Work continues on the rebuilding of the beach 2 and the Sunset Park pavilions. Al Rubosky and his students are progressing nicely.
The purchase of the Manzo property has been delayed because of title issues uncovered by the title company. We hope to have this resolved in the near future.
Normally, I do my best to keep politics out of the “President’s Corner” because I believe the President’s Corner is a means to inform our members of the actions of the Board of Directors and the current status of our various projects. However, I feel compelled to in this case.
At the OLCA meeting at Lakengren, Rick Gainar, Gary Stamm and I were discussing the mechanical dredging project together with the dredging supervisor. We were asking him questions and we all listened carefully to his answers.
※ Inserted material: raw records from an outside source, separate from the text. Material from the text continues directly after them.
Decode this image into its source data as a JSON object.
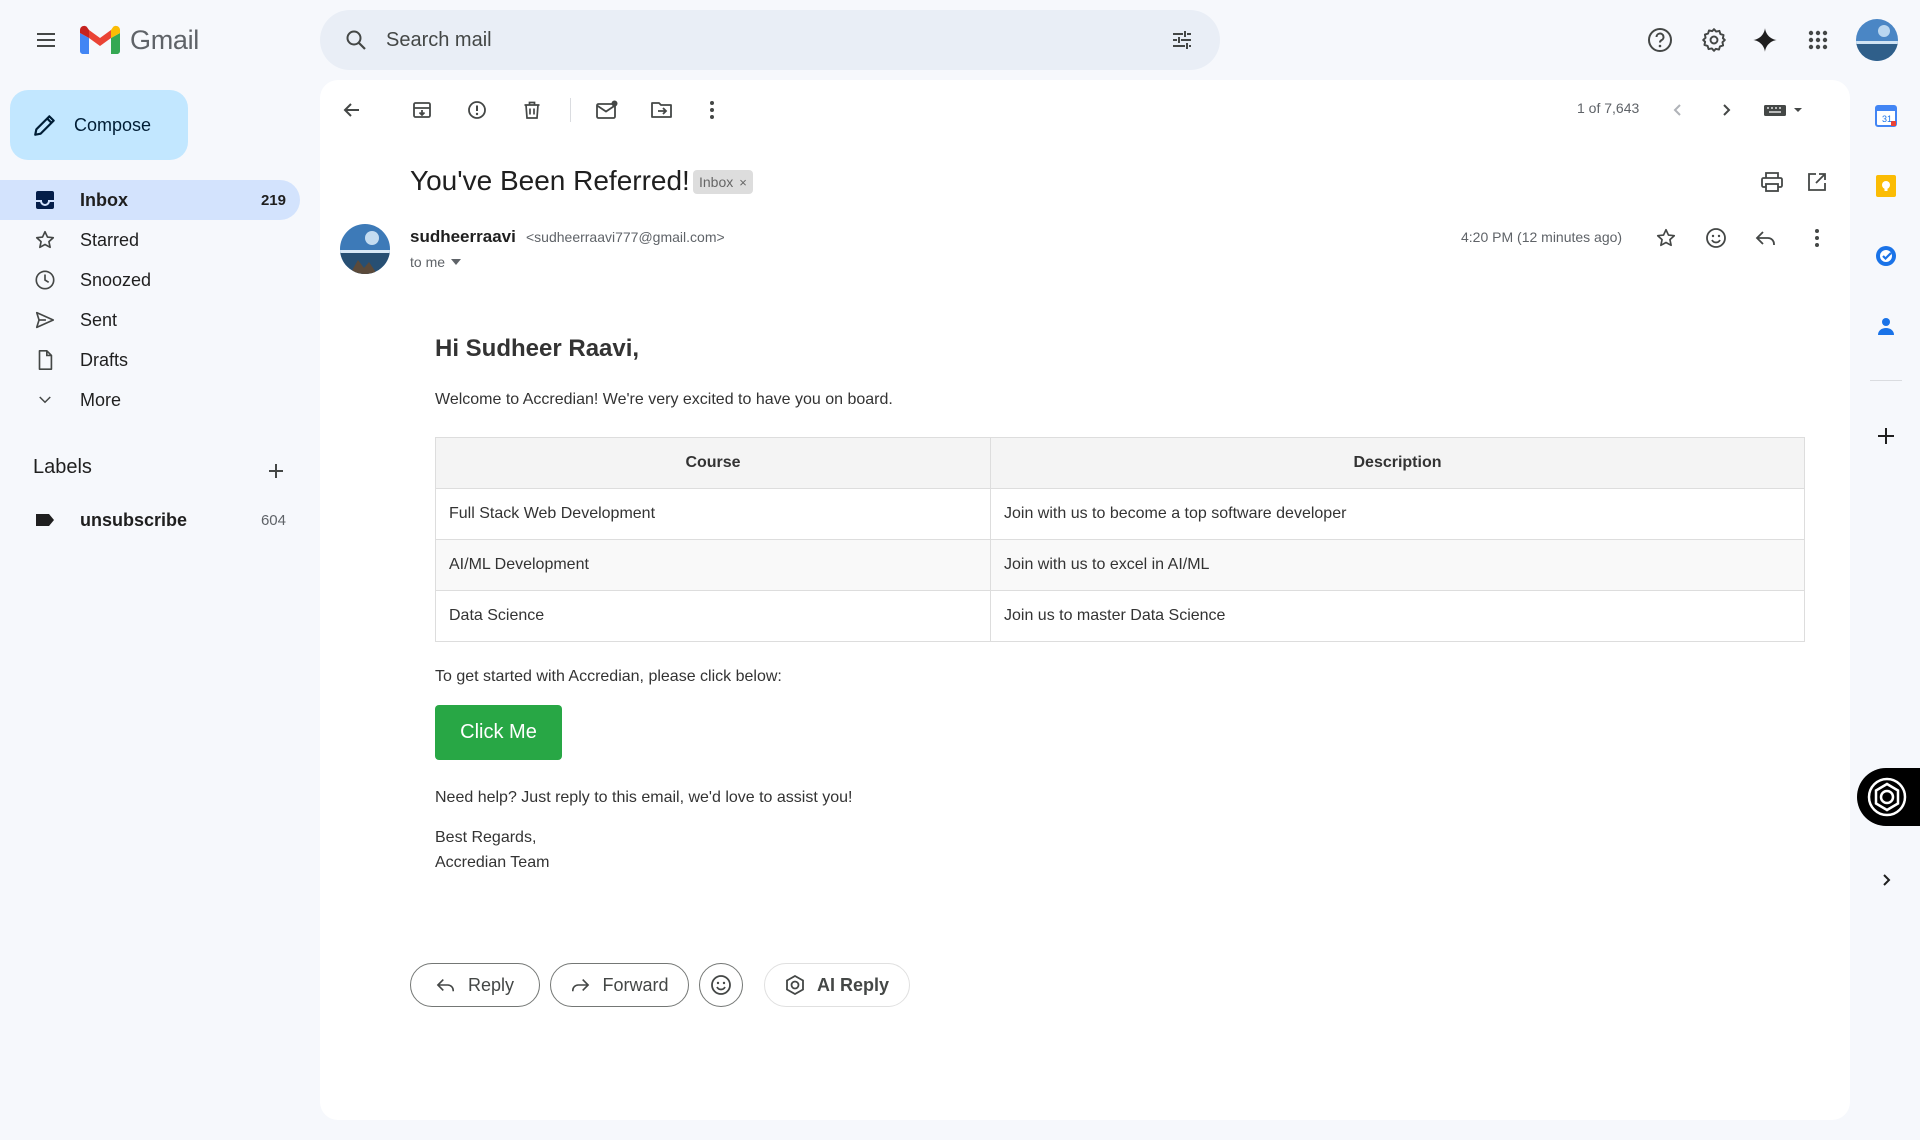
{
  "app": {
    "name": "Gmail",
    "search_placeholder": "Search mail"
  },
  "sidebar": {
    "compose_label": "Compose",
    "items": [
      {
        "label": "Inbox",
        "count": "219",
        "icon": "inbox-icon"
      },
      {
        "label": "Starred",
        "count": "",
        "icon": "star-icon"
      },
      {
        "label": "Snoozed",
        "count": "",
        "icon": "clock-icon"
      },
      {
        "label": "Sent",
        "count": "",
        "icon": "send-icon"
      },
      {
        "label": "Drafts",
        "count": "",
        "icon": "draft-icon"
      },
      {
        "label": "More",
        "count": "",
        "icon": "chevron-down-icon"
      }
    ],
    "labels_heading": "Labels",
    "labels": [
      {
        "label": "unsubscribe",
        "count": "604"
      }
    ]
  },
  "toolbar": {
    "page_count": "1 of 7,643"
  },
  "message": {
    "subject": "You've Been Referred!",
    "chip": "Inbox",
    "chip_close": "×",
    "sender_name": "sudheerraavi",
    "sender_email": "<sudheerraavi777@gmail.com>",
    "to": "to me",
    "time": "4:20 PM (12 minutes ago)"
  },
  "email": {
    "greeting": "Hi Sudheer Raavi,",
    "intro": "Welcome to Accredian! We're very excited to have you on board.",
    "table_headers": [
      "Course",
      "Description"
    ],
    "table_rows": [
      [
        "Full Stack Web Development",
        "Join with us to become a top software developer"
      ],
      [
        "AI/ML Development",
        "Join with us to excel in AI/ML"
      ],
      [
        "Data Science",
        "Join us to master Data Science"
      ]
    ],
    "get_started": "To get started with Accredian, please click below:",
    "cta": "Click Me",
    "help": "Need help? Just reply to this email, we'd love to assist you!",
    "signoff": "Best Regards,",
    "team": "Accredian Team"
  },
  "actions": {
    "reply": "Reply",
    "forward": "Forward",
    "ai_reply": "AI Reply"
  },
  "colors": {
    "compose_bg": "#c2e7ff",
    "active_nav_bg": "#d3e3fd",
    "cta_green": "#28a745",
    "search_bg": "#e9eef6"
  }
}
In the October Board meeting, Mr. Gainar was explaining to the members what he learned from attending that OLCA meeting at Lakengren. There were only approximately 25 members in attendance at our Board Meeting. He gave his report which was correct as far as describing the system they are now using (Mechanical Dredging) and that they had tried hydraulic dredging with an old dredger that followed cables which were suspended from one side of the lake to the other, and decided that it was too costly to maintain. (We never planned to use that type of dredger, our judgment was that it would not work on our lake) He also gave an accurate description of the capital costs (approximately $84,000) of the mechanical system they are now using. Their goal was to remove 100 tons of sludge per day with their existing system which included four (4) people.
He forgot to mention that they were using this system on a very small lake (5 acres at most) and the distance from the excavator to the point of removing the sludge from the barge to the tilt bed truck was approximately 200 feet. Using this system on a 500 acre lake like ours will markedly increase the need for more barges ,more work boats, more tilt bed trucks and most importantly, more operators (men) to move the sludge a greater distance. To accomplish the same rate of sludge removal (100 tons per day) in our lake would conservatively add a minimum of 3 additional work boat operators and one additional tilt bed truck driver, making a total of 7people. Assuming $20.00 per hour wage rate with 7 people for an 8 hour day to remove 100 tons of sludge, the cost is $11.20/ ton.
Hydraulic Dredging will use 2 operators at the same wage rate for 2 hours and it will remove the same 100 tons. The cost for hydraulic dredging is (2 x 20 x 2)/100 = $0.80/ ton. Note: the hydraulic dredger has a capacity of 800 tons per day.
There are presently 345,000 tons of sludge (not to mention the 20,000 tons that enter the lake yearly) currently in the lake. Would you rather spend a total of $3,864,000 to remove the sludge mechanically or $276,000 to remove it hydraulically?
I believe, once again, that the board has made the correct decision in choosing hydraulic dredging.
Holidays are rapidly approaching. The Board of Directors, Pat and Jen, and the maintenance staff wish all of you a happy and safe holiday season.
As of the end of October, the Projected Cash Flow Report indicates the following year end financial numbers:
|Projected Capita expenses:
Barry O’Connell, President
RRA Board of Directors